The characters are fantastic, the main character so well developed it didn't take me long to connect. It's yet another book I don't want to give too much description about, so I don't take away from the story itself. Read it, you won't regret it. Even if you don't like the genre, give it a try. I'm really glad I did, and I'm really happy to give this book a five out of five stars. I won't be surprised if I find myself tempted enough to pick up one of the longer novels and give it a read.
I'm not sure what it was, but The Scarlet Bastards never made the jump from `okay book' to `great book'. This could be because it's not something I would normally read or maybe it really is just good, but not great. There were some things I absolutely loved about Mac Úisdin's book, but there were some other elements that I didn't like.
I'll start with the former. I absolutely loved the idea of a spoiled Canadian boy setting off on an adventure to what turns out to be the United Nations' most ragtag army ever. The premise was excellent and overall it was executed well. There was plenty of humour, but also some poignant moments, which is actually quite a bit to pack into one novella that's only 50 pages long. As for the characters, you have your gag characters like MacShaka, but also your somewhat serious characters like Alexander himself. Alexander as a narrator has an interesting enough voice and does mature quite quickly throughout the story, so I appreciate the effort Mac Úisdin has put into character development.
At first I really loved the world of Samsāra, but because of some of the slang words used by MacShaka and other characters who had been there for a while, I don't feel I got everything that I should have. The descriptions of what the army was wearing and some of the dialogue was so dialect and slang ridden that I really had no idea what was going on sometimes. Yes, adding character quirks and local slang is important, but when it's overused it gets both confusing and annoying. And while the dialogue in The Scarlet Bastards never reaches the annoying stage, it is rather confusing.

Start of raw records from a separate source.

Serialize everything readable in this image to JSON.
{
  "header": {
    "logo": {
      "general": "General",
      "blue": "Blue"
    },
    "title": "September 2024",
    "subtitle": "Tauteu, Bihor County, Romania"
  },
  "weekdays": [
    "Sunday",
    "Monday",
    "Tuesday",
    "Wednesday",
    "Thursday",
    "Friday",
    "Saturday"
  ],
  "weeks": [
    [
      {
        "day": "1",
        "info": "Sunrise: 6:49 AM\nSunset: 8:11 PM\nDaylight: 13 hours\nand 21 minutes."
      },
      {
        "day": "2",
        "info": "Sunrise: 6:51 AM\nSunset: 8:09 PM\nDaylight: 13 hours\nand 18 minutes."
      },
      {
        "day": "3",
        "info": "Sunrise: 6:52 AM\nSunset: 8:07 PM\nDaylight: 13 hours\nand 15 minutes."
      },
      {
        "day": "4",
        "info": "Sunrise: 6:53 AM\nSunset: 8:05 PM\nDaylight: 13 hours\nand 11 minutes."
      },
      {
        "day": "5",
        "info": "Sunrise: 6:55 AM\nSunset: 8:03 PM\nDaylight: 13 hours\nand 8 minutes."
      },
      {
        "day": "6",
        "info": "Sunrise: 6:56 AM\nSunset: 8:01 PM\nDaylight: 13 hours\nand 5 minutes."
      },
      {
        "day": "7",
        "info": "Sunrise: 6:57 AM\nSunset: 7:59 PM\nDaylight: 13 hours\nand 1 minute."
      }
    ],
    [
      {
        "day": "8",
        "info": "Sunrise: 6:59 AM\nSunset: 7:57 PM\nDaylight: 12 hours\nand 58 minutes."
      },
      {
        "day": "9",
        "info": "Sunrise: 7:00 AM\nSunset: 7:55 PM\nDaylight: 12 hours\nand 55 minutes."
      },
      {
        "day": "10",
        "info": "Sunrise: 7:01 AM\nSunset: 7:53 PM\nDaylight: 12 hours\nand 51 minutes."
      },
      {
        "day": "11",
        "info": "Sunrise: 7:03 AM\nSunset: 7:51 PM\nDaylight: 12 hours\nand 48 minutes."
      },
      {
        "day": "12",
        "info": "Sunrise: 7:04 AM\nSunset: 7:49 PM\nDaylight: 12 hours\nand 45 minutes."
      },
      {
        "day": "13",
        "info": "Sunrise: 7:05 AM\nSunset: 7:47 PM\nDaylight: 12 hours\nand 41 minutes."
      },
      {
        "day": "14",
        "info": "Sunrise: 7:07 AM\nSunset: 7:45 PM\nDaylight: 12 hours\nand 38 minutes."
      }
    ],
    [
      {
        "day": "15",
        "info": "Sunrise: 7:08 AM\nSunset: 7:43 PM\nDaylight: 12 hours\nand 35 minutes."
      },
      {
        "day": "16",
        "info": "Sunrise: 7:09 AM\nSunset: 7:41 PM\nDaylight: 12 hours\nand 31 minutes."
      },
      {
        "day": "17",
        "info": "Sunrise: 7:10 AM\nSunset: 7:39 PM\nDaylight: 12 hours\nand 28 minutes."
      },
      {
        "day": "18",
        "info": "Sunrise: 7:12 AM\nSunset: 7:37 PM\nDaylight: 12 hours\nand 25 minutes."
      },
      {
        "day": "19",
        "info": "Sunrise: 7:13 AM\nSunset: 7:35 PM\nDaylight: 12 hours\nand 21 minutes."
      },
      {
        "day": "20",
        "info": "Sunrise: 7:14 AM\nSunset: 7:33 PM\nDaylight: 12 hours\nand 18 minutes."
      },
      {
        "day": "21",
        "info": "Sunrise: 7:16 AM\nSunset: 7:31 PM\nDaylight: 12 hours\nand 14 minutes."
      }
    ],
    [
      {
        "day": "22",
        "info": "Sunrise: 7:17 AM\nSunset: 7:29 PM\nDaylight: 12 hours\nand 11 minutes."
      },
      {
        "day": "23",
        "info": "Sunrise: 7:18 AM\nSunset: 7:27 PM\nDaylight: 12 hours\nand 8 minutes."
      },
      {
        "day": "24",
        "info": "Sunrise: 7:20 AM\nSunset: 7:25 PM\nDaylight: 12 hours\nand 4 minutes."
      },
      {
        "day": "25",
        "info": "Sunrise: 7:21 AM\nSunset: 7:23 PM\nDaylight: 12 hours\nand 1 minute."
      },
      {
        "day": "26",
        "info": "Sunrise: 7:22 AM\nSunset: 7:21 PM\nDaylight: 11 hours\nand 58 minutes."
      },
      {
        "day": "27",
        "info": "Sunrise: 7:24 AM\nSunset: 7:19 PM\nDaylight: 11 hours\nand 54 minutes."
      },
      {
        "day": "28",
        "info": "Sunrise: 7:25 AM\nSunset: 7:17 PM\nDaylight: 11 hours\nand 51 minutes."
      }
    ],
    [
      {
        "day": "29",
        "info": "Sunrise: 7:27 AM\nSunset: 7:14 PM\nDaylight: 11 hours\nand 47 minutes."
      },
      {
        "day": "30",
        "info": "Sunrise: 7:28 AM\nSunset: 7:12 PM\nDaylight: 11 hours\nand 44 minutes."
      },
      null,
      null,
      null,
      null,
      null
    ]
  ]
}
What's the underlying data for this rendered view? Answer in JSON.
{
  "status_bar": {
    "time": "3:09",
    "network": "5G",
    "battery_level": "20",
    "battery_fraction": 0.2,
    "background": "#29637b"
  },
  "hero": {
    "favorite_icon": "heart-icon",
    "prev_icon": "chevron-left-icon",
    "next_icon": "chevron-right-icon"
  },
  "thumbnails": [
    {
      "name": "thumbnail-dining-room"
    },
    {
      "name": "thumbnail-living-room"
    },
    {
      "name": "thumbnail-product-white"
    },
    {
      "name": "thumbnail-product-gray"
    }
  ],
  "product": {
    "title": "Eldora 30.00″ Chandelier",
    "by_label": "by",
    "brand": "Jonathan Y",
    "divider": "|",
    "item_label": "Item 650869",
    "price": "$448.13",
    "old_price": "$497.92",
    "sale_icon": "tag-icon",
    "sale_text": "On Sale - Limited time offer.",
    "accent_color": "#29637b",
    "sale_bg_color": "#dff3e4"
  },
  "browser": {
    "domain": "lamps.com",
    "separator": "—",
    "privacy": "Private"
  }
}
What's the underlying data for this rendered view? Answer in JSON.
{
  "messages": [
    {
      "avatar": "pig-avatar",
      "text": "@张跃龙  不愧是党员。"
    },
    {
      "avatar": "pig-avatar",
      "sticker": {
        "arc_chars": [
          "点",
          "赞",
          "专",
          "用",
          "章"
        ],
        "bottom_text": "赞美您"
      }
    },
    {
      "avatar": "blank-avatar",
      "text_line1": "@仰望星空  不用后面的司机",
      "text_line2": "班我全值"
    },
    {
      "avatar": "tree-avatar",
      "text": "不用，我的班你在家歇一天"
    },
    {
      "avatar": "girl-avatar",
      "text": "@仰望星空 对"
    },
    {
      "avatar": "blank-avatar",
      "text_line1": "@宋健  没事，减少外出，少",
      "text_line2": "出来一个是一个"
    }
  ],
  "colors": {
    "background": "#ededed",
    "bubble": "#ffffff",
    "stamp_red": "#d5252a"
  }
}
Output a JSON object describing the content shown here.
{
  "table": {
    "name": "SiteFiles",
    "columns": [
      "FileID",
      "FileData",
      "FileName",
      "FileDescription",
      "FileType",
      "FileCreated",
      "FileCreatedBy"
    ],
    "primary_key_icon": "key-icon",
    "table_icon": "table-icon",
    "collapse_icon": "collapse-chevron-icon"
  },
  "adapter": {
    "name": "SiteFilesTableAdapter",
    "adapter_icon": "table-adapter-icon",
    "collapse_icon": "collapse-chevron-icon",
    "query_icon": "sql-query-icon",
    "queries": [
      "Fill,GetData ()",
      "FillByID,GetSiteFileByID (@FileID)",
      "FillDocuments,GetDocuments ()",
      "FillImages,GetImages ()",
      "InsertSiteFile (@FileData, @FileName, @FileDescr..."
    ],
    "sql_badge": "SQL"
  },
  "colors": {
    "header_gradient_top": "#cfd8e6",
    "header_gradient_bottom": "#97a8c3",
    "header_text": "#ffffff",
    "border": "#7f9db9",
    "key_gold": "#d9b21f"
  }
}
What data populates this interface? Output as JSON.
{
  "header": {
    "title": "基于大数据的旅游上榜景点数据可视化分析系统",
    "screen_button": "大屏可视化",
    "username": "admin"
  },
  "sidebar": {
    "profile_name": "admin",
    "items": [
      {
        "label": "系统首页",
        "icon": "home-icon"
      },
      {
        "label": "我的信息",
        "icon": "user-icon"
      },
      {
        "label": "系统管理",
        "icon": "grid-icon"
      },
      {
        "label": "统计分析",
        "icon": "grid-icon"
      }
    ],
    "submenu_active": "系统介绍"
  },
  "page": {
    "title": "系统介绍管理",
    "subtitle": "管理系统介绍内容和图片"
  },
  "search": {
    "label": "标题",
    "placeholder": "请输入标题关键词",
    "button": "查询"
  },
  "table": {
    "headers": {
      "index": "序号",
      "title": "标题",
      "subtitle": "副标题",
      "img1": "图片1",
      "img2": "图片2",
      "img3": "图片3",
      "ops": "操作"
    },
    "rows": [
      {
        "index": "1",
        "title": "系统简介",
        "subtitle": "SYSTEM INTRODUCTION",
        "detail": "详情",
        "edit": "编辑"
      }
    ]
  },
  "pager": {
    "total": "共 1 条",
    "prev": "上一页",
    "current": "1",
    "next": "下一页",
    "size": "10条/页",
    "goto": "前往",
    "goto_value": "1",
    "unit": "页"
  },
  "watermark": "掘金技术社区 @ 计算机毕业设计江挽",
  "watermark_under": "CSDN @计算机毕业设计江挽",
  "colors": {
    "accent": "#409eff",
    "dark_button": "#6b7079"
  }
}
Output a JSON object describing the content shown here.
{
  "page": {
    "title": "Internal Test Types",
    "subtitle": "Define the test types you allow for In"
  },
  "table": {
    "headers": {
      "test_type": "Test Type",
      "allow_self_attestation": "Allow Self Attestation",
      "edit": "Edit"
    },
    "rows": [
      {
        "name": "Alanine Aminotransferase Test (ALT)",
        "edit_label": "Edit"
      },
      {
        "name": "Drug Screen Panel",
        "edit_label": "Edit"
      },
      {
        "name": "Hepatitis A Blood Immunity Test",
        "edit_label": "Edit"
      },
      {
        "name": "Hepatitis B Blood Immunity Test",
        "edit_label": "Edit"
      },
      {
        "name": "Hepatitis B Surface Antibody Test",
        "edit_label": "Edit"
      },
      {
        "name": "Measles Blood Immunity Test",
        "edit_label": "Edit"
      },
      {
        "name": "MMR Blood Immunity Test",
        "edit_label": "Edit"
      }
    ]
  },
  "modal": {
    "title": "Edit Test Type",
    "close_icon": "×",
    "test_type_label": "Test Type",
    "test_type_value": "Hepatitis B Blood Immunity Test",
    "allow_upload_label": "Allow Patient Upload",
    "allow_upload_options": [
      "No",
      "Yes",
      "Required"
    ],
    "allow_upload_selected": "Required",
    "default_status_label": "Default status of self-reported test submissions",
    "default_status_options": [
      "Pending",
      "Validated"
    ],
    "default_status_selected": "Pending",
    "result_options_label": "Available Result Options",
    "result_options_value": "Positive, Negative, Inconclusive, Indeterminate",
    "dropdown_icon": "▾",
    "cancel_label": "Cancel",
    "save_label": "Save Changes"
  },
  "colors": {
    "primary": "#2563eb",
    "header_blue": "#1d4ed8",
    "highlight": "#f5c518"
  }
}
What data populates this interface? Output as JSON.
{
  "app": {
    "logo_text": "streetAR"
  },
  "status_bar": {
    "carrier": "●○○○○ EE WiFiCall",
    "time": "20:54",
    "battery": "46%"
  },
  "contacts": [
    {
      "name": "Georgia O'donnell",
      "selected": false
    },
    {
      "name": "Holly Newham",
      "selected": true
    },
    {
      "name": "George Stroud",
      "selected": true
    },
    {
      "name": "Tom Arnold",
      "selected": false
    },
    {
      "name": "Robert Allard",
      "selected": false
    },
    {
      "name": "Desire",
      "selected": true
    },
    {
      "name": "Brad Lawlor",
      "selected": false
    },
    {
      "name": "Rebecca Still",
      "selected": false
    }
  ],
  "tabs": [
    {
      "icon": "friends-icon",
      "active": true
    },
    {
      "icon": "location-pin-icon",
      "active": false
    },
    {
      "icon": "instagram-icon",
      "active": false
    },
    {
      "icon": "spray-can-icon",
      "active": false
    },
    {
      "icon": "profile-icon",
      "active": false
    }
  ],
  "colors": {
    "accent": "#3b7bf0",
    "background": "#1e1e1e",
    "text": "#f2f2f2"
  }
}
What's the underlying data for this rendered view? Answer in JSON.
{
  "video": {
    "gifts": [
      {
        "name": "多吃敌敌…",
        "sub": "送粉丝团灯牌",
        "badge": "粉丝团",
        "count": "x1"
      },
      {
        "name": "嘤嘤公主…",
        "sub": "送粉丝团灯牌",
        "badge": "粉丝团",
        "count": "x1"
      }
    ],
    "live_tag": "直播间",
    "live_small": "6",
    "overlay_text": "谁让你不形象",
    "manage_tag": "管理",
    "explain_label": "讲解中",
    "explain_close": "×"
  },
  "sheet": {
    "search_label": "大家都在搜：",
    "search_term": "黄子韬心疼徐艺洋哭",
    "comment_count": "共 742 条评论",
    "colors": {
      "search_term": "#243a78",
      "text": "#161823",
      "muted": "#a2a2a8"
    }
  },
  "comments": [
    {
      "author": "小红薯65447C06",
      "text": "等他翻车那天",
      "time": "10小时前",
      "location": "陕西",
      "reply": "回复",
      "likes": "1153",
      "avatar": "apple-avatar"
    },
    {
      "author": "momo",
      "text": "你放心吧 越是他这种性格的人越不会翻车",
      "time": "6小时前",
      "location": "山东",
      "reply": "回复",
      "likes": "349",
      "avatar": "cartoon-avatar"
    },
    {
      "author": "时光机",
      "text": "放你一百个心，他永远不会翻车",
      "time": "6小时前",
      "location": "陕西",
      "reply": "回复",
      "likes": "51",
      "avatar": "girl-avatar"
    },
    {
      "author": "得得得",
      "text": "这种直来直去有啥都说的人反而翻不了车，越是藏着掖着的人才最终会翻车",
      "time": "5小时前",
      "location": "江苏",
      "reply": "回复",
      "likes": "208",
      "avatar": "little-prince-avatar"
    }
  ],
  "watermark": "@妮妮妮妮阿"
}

Maybe it was the fact that this book was never meant for someone like me, but I don't think this is a series I'll be continuing. However, if the blurb sounds interesting to you, go ahead and read it! It might just be a matter of personal preference on my part.
I give this book 3.5/5 stars, rounded up to 4 stars for Amazon rating purposes.
A veritable barrage of the senses, The Scarlet Bastards is hilarious, exotic, surreal, vivacious and poignant. The writing juxtaposes travelling through hyperspace with travelling by tundra camel; hides gems of wisdom in profanity-laden tirades. It's a roller coaster ride, but at it's heart it's an old tale, of a boy becoming a man far from home. Great writing and Highly recommended.